In The Tempest, Antonio is a typically Machiavellian “great pretender”: doing bad, but seeming good. His usurpation of Prospero is slow and subtle, coming after 12 years of tributes to Alonso, securing his support. As Milan’s governor, he has “set all the hearts i’th’state / To what tune pleased his ear,” before removing Prospero from power, without needing to resort to bloodshed. Asked why he and Miranda weren’t killed, Prospero explains, “Dear they durst not, / So dear the love my people bore me.” Antonio’s exile of Prospero keeps deed clean and the populace onside – a core Machiavellian principle.
Yet, Antonio remains indebted to Alonso, so goads Sebastian into usurpation in order to reverse the relationship: “And I the king shall love thee,” says Sebastian. Again, Antonio needn’t dirty his hands.
In light of this, it’s possible to see Prospero’s “project” as a rebuttal of Machiavelli’s principles. Though he outsmarts his would be usurpers, proving himself the supreme Machiavellian, he ultimately advocates the earning and giving, rather than the taking of power. First, he grants loyal Ariel power over “the rabble” of Caliban, Trinculo and Stefano, who would “make” the island their own. Then, he passes his mantle to the next generation, ceding Miranda to Ferdiand that they might “inherit” power, rather than “steal [it] by line and level.”
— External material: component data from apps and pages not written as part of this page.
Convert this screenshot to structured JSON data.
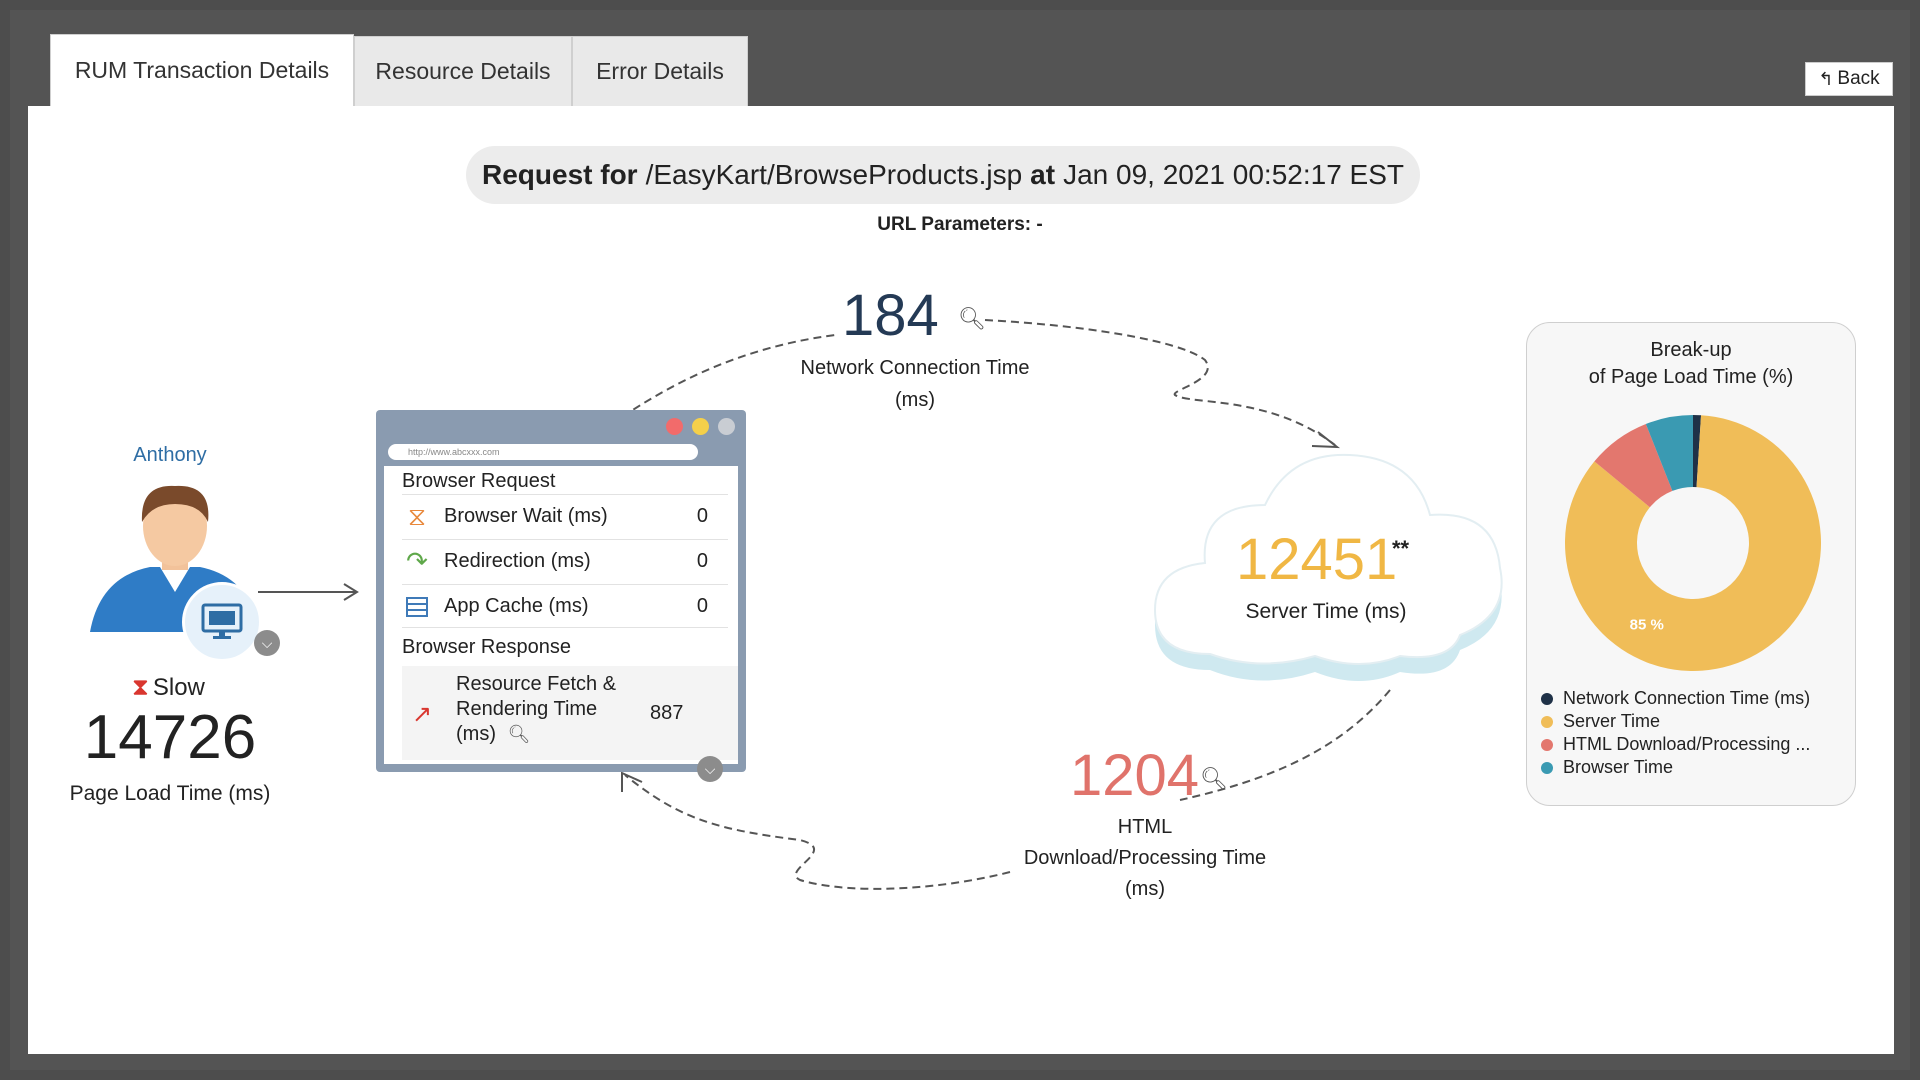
{
  "tabs": [
    {
      "label": "RUM Transaction Details"
    },
    {
      "label": "Resource Details"
    },
    {
      "label": "Error Details"
    }
  ],
  "back_label": "Back",
  "request": {
    "prefix": "Request for",
    "url": "/EasyKart/BrowseProducts.jsp",
    "at": "at",
    "timestamp": "Jan 09, 2021 00:52:17 EST"
  },
  "url_parameters": "URL Parameters: -",
  "user": {
    "name": "Anthony",
    "status": "Slow",
    "page_load_time": "14726",
    "page_load_label": "Page Load Time (ms)"
  },
  "browser": {
    "address": "http://www.abcxxx.com",
    "request_title": "Browser Request",
    "rows": [
      {
        "label": "Browser Wait (ms)",
        "value": "0"
      },
      {
        "label": "Redirection (ms)",
        "value": "0"
      },
      {
        "label": "App Cache (ms)",
        "value": "0"
      }
    ],
    "response_title": "Browser Response",
    "fetch_line1": "Resource Fetch &",
    "fetch_line2": "Rendering Time",
    "fetch_line3": "(ms)",
    "fetch_value": "887"
  },
  "network": {
    "value": "184",
    "label_line1": "Network Connection Time",
    "label_line2": "(ms)"
  },
  "server": {
    "value": "12451",
    "marker": "**",
    "label": "Server Time (ms)"
  },
  "html_download": {
    "value": "1204",
    "label_line1": "HTML",
    "label_line2": "Download/Processing Time",
    "label_line3": "(ms)"
  },
  "breakup": {
    "title_line1": "Break-up",
    "title_line2": "of Page Load Time (%)"
  },
  "chart_data": {
    "type": "pie",
    "title": "Break-up of Page Load Time (%)",
    "labels": [
      "Network Connection Time (ms)",
      "Server Time",
      "HTML Download/Processing ...",
      "Browser Time"
    ],
    "values": [
      1,
      85,
      8,
      6
    ],
    "colors": [
      "#1f3147",
      "#f0bd58",
      "#e3776e",
      "#3a9ab2"
    ],
    "data_labels": [
      "",
      "85 %",
      "",
      ""
    ]
  },
  "colors": {
    "network": "#243a55",
    "server": "#f0b744",
    "html": "#e0736b",
    "link": "#2e6da4"
  }
}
Perhaps all this relates to Shakespeare himself, about to put down his quill and hoping to anoint a successor. Perhaps, it was merely fawning on the English monarchy, since the first recorded performance of The Tempest was in Court (1611), and revived for the marriage of King James 1’s eldest daughter, Elizabeth (1613). Whatever the precise motivation, Shakespeare used his final for a moral summation of the Grand Mechanism.